Wednesday, January 31, 2024

An Invincible Lawsuit - Part 2


                Following up on a post from two years ago detailing the the lawsuit filed by colorist William Crabtree against Robert Kirkman over Invincible , the case has now settled. The two sides reached a confidential settlement, and the case was dismissed.

                In November, the judge overseeing the case issued a declaratory judgment ruling that denied some of Crabtree’s claims and allowed some to proceed. In particular, the court allowed Crabtree to pursue claims related to breach of contract and to seek invalidation of the Certificate of Authorship he signed in 2008, but only to the extent relating  to lack of consideration given for the agreement or to clarify the meaning or scope of the agreement. Due to the statute of limitations, the court denied Crabtree’s claims to seek declaratory relief that he was a joint author of Invincible, claims for promissory fraud, and invalidation of the Certificate of Authorship due to fraud.

                As I pointed out when it was first filed, this case could have been an interesting case to shed light on the copyright ownership rights of colorists. Does the work of a colorist entitle them to an ownership in the copyright of a comic book? Can their work be considered work-made-for-hire? Unfortunately, the court found that Crabtree waited too long to file the lawsuit. Under the copyright act, there is a three year statute of limitations in which to bring claims. The court found that Crabtree had definite notice in 2012 that Kirkman was denying his claims of ownership and waiting until 2022 to file the lawsuit exceeded the time to bring a claim.

                This is an important reminder to understand your rights, and if you feel they are being denied, to seek an attorney’s advice on next steps.
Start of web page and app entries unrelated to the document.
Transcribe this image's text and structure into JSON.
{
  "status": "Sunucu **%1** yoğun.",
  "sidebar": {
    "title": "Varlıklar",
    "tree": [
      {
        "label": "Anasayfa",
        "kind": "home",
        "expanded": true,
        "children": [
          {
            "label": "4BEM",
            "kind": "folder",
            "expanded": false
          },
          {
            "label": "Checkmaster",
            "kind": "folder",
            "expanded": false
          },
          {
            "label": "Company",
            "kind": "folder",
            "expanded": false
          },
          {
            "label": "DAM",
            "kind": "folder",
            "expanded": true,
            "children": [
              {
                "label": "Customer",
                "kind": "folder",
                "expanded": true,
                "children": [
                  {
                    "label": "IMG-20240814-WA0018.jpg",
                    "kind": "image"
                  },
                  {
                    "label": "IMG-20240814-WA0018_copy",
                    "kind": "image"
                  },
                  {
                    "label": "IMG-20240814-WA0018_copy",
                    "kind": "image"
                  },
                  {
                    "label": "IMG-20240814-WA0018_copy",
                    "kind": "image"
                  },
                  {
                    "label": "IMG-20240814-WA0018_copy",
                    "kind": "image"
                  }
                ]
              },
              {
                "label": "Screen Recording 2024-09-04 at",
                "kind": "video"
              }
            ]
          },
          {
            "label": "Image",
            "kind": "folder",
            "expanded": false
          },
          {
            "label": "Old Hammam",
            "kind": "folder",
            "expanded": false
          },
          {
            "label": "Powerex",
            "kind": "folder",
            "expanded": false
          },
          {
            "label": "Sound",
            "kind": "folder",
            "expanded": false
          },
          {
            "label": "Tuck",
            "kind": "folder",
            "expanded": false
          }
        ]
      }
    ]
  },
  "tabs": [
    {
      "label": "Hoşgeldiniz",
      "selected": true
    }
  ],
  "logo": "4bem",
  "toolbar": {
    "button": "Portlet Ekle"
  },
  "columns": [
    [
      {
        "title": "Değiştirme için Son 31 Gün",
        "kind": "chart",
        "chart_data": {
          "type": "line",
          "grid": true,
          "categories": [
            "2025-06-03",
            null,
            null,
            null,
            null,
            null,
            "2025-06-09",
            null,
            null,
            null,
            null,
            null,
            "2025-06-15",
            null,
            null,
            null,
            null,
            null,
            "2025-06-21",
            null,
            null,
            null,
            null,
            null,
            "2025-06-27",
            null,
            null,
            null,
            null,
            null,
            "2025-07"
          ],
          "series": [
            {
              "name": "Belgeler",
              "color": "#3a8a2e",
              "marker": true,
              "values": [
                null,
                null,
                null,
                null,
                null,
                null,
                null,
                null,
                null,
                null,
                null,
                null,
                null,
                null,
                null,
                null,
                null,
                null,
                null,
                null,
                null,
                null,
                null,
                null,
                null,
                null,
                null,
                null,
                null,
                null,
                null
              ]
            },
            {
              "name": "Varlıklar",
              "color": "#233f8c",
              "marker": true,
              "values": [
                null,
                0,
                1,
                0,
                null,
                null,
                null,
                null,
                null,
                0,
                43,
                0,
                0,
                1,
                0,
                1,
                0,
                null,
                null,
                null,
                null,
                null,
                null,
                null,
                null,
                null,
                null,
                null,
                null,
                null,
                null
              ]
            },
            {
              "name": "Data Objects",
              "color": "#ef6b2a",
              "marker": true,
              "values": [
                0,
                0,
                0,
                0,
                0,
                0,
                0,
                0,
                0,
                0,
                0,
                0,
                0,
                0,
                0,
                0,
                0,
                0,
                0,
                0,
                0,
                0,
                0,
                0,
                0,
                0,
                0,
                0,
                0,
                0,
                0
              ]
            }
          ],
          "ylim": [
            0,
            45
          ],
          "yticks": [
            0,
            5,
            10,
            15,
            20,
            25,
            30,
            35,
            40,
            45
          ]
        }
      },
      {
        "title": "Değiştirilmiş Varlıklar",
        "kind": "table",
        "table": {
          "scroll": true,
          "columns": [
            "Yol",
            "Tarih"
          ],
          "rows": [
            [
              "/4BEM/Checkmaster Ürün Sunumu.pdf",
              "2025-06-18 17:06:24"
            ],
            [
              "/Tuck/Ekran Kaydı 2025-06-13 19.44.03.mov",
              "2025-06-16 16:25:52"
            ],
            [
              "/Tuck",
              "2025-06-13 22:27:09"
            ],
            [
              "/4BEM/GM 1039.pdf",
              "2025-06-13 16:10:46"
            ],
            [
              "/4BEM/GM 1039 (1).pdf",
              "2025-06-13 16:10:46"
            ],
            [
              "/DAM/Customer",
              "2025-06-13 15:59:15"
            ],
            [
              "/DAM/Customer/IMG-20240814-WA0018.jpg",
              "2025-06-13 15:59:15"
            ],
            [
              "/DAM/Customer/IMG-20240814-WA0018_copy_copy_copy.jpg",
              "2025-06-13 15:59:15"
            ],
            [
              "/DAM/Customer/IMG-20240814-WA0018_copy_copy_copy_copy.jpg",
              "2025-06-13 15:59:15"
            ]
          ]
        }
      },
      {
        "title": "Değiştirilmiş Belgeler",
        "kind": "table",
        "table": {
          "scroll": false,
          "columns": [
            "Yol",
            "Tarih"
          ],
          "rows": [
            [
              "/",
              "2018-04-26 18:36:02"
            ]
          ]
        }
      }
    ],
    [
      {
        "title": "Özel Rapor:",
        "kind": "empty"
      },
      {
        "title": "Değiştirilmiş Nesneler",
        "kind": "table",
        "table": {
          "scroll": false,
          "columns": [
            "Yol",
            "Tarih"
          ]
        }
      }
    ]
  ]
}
Had the lawsuit been filed earlier, then the case may have turned out differently.